Exercise directions:
Copy each line below that contains "Masukkan".

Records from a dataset
----------------------------------------

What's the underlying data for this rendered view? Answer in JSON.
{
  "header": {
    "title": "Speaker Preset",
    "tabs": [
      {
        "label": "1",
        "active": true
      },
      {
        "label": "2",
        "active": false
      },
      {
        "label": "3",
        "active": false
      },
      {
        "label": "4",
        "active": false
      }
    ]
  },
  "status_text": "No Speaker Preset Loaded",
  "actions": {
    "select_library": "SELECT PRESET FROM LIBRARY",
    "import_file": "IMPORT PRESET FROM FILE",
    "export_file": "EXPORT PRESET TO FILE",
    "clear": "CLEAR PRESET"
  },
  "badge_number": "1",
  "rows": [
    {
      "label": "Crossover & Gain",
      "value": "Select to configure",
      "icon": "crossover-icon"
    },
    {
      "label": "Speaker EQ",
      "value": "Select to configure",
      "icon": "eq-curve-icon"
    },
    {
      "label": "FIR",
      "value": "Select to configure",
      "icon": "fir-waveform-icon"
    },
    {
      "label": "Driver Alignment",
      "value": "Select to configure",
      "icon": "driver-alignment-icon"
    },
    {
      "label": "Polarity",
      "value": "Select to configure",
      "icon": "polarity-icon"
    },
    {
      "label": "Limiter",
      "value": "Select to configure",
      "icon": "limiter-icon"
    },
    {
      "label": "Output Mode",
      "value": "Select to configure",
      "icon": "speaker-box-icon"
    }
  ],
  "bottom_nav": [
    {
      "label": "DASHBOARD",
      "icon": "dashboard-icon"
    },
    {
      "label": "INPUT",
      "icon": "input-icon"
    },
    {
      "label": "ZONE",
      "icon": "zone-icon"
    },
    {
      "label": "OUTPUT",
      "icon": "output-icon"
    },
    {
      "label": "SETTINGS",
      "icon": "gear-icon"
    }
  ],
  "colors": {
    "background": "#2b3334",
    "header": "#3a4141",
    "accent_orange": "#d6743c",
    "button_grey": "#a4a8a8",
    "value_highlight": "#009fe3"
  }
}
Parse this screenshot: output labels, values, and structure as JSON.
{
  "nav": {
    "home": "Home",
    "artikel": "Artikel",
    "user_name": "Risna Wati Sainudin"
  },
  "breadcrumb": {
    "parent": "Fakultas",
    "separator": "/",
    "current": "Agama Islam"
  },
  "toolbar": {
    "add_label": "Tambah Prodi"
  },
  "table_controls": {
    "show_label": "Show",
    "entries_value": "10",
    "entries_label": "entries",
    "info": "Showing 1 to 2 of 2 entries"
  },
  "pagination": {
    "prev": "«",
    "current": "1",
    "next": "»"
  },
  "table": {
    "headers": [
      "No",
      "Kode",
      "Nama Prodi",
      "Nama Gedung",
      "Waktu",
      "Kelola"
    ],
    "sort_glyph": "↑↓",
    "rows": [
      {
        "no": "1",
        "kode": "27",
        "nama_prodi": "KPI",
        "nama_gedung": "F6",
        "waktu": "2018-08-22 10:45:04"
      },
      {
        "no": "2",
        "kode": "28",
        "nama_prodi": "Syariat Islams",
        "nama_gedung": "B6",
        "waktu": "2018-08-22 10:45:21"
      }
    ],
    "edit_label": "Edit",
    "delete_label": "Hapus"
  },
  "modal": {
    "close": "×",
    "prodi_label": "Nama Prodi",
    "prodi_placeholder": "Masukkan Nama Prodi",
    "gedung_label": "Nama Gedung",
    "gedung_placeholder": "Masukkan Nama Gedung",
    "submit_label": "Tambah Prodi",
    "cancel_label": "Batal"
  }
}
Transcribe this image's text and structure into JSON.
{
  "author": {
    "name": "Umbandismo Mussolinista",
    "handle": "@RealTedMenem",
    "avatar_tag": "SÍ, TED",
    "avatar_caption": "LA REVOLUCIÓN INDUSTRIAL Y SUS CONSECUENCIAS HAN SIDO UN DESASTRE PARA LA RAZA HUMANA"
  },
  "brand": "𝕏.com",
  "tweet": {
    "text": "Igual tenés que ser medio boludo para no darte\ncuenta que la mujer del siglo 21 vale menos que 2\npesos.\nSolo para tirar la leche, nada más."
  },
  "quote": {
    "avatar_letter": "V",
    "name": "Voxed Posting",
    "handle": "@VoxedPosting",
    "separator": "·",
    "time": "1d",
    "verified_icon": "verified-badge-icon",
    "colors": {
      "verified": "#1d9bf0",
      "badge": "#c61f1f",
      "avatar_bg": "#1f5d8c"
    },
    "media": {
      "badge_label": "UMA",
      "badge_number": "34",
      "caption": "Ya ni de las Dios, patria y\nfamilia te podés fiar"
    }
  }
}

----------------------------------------

Response area:
    "prodi_placeholder": "Masukkan Nama Prodi",
    "gedung_placeholder": "Masukkan Nama Gedung",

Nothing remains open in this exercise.